WHAT IS REQUIRED:
Repeat the data below exactly, dropping any pictures it holds.

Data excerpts
################
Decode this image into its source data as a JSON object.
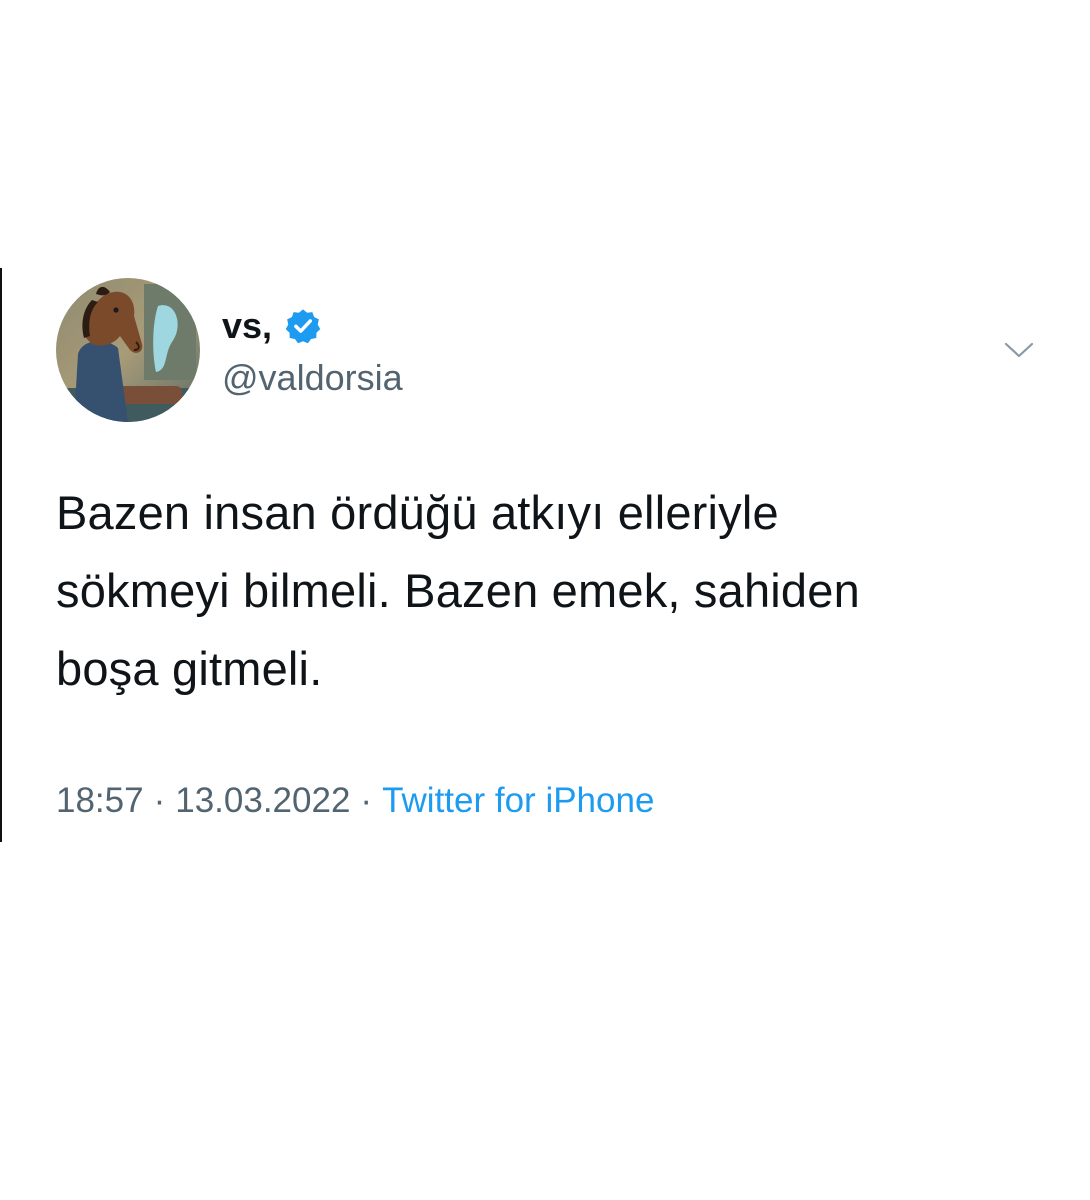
{
  "tweet": {
    "author": {
      "display_name": "vs,",
      "handle": "@valdorsia",
      "verified": true,
      "avatar_icon": "cartoon-horse-avatar"
    },
    "text_lines": [
      "Bazen insan ördüğü atkıyı elleriyle",
      "sökmeyi bilmeli. Bazen emek, sahiden",
      "boşa gitmeli."
    ],
    "time": "18:57",
    "separator": "·",
    "date": "13.03.2022",
    "source": "Twitter for iPhone",
    "menu_icon": "chevron-down-icon"
  },
  "colors": {
    "text_primary": "#0f1419",
    "text_secondary": "#536471",
    "accent": "#1d9bf0",
    "background": "#ffffff"
  }
}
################
EXERCISE RESPONSE:
Decode this image into its source data as a JSON object.
{
  "tweet": {
    "author": {
      "display_name": "vs,",
      "handle": "@valdorsia",
      "verified": true,
      "avatar_icon": "cartoon-horse-avatar"
    },
    "text_lines": [
      "Bazen insan ördüğü atkıyı elleriyle",
      "sökmeyi bilmeli. Bazen emek, sahiden",
      "boşa gitmeli."
    ],
    "time": "18:57",
    "separator": "·",
    "date": "13.03.2022",
    "source": "Twitter for iPhone",
    "menu_icon": "chevron-down-icon"
  },
  "colors": {
    "text_primary": "#0f1419",
    "text_secondary": "#536471",
    "accent": "#1d9bf0",
    "background": "#ffffff"
  }
}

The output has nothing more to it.